Today marks the official beginning of Black History Month in America. The monthlong celebration grew out of National Negro History Week, which started in 1926. Since 1976, every February has served as a time to honor the contributions of Black Americans throughout the history of the United States.
This includes the lasting impact Black farmers, landowners and communities have had on agriculture throughout the state of Indiana.
"February is an important time to reflect on the impact Black farmers have had on Indiana and look for ways to support them in the future,” said the USDA’s Natural Resources Conservation Services’ (NRCS) Indiana State Conservationist Jerry Raynor. “We are proud to work with Black-led farming operations throughout Indiana such as Lawrence Community Gardens and the Felegi Hiywot Center, both of which are making positive impacts in their community through farming. We look forward to continuing to make an impact in this underserved community by offering assistance to put conservation practices on the land.”
Black farmers have played a key role in agriculture throughout Indiana for nearly 200 years. Research from the Indiana Historical Society (IHS) shows more than 60 rural Black settlements throughout the state dating back to the 1830s. One of those communities was Lyles Station in Gibson County where nearly 180 years later descendants of the original settlers still farm the same land as their forefathers.
Today, Black farmers continue to play a key role in Indiana agriculture, especially in urban areas. But more must be done to support a community that has seen declining participation in recent decades.
According to the USDA-National Agricultural Statistics Service’s 2017 Farm Census, just 1.3% of agriculture producers in the United States were Black and in Indiana it was less than 1%. In Indiana, the average size of Black owned farms is about 137 acres, almost half the size of the average farm in the state with more than half of Black owned farms encompassing less than 50 acres. The smaller farms lead to less income as the average income from a Black producer led farm was only $25,000, which is half the state average. Black producers as a collective group only accounted for $3.7 million of the $2.8 billion in net cash farm income in Indiana measured in the 2017 census.
"It is important for the NRCS to continue to support historically underserved communities and Black farmers across the state and nation,” said Andrew Faison, district conservationist and Indiana Black Emphasis Program Manager. “Black Farmers across the state have a great connection with the land, plants, animals, water and their community as it is part of their soul. As our urban areas increase, our historically underserved communities are seeking to provide local, fresh produce within their community. It shows there is a need and desire to grow food and connect with mother nature. NRCS programs are in place to help and it’s our job to spread our knowledge and resources to better our communities.”
One way Indiana NRCS works to supports Black landowners and producers is by providing financial and technical assistance through the Environmental Quality Incentives Program (EQIP), which enables farmers and forestland owners to address natural resource concerns on their land. Through the 2018 Farm Bill, participants from historically underserved communities receive priority consideration on their EQIP applications. They are also eligible for a higher payment rate and advanced payments to help with the installation of conservation practices.
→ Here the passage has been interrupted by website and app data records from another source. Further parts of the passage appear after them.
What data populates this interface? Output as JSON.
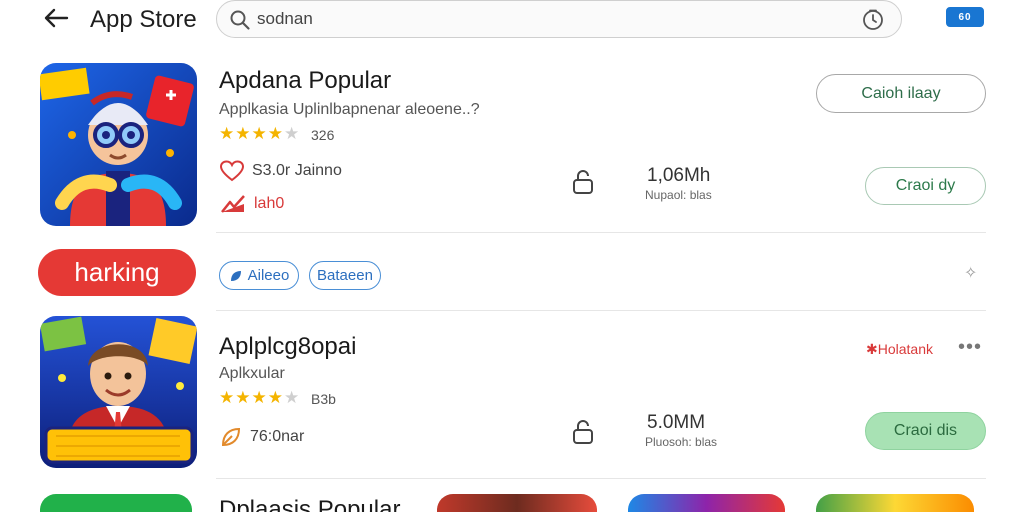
{
  "header": {
    "title": "App Store",
    "search_value": "sodnan",
    "battery_label": "60"
  },
  "apps": [
    {
      "name": "Apdana Popular",
      "subtitle": "Applkasia Uplinlbapnenar aleoene..?",
      "rating_count": "326",
      "stars": 4,
      "meta_label": "S3.0r Jainno",
      "trend_label": "lah0",
      "size": "1,06Mh",
      "size_label": "Nupaol: blas",
      "primary_button": "Caioh ilaay",
      "secondary_button": "Craoi dy"
    },
    {
      "name": "Aplplcg8opai",
      "subtitle": "Aplkxular",
      "rating_count": "B3b",
      "stars": 4,
      "meta_label": "76:0nar",
      "size": "5.0MM",
      "size_label": "Pluosoh: blas",
      "badge": "Holatank",
      "install_button": "Craoi dis"
    }
  ],
  "tags": {
    "ranking": "harking",
    "chip1": "Aileeo",
    "chip2": "Bataeen"
  },
  "bottom_partial_title": "Dplaasis Popular",
  "colors": {
    "accent_red": "#e53935",
    "star": "#f4b400",
    "chip_blue": "#4a8fd6",
    "install_green": "#a8e2b4"
  },
  "icons": [
    "back-arrow-icon",
    "search-icon",
    "mic-icon",
    "battery-icon",
    "heart-icon",
    "trend-icon",
    "lock-icon",
    "sparkle-icon",
    "more-icon",
    "leaf-icon"
  ]
}
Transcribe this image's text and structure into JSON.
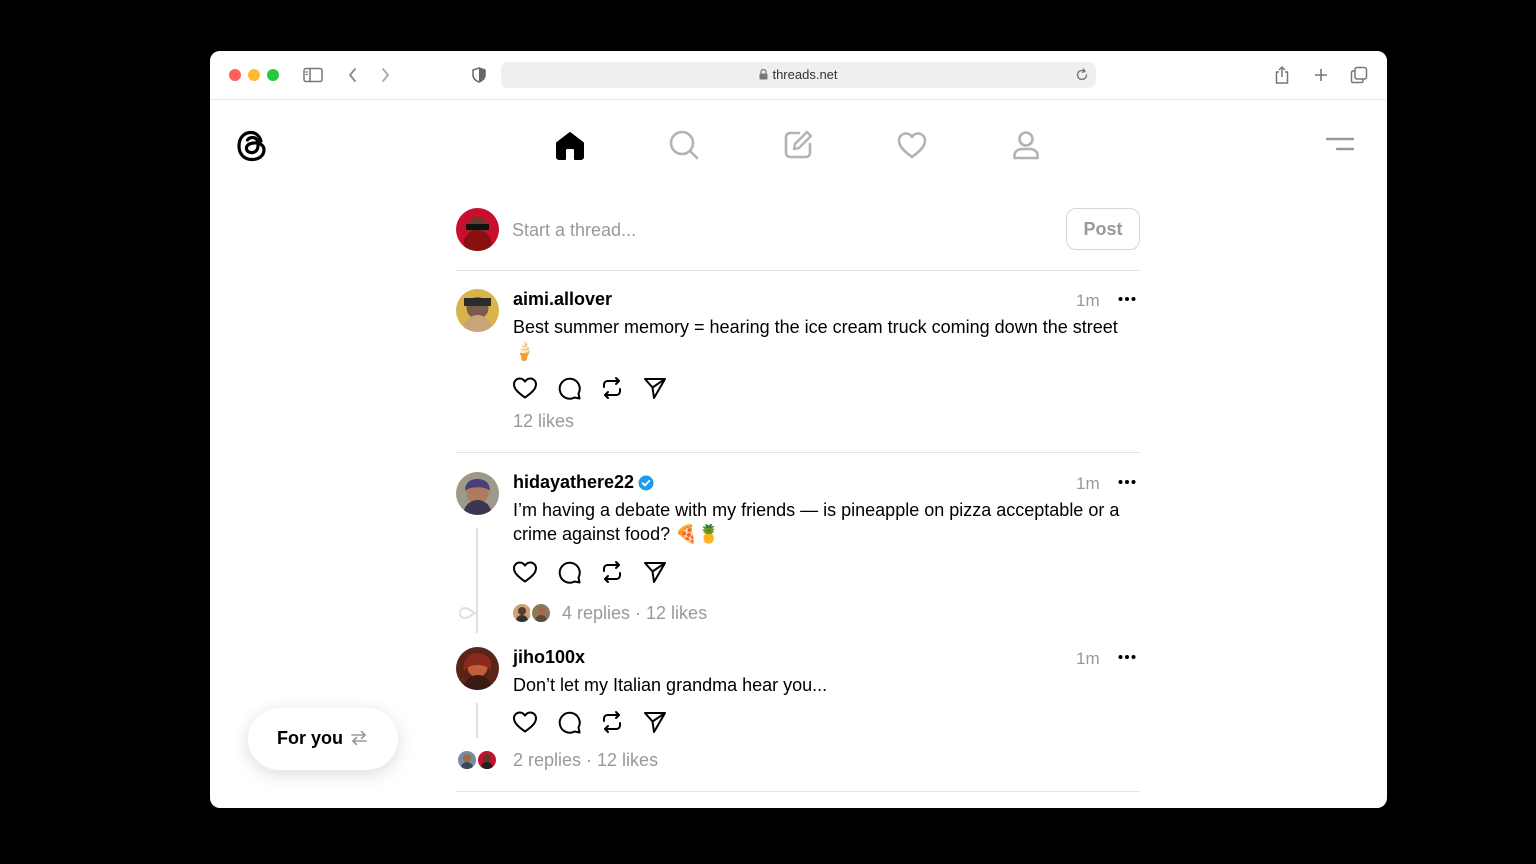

Please join us throughout the month of February, as we honor and celebrate the Black producers and NRCS employees throughout the state of Indiana who play a vital role in the state’s agriculture industry.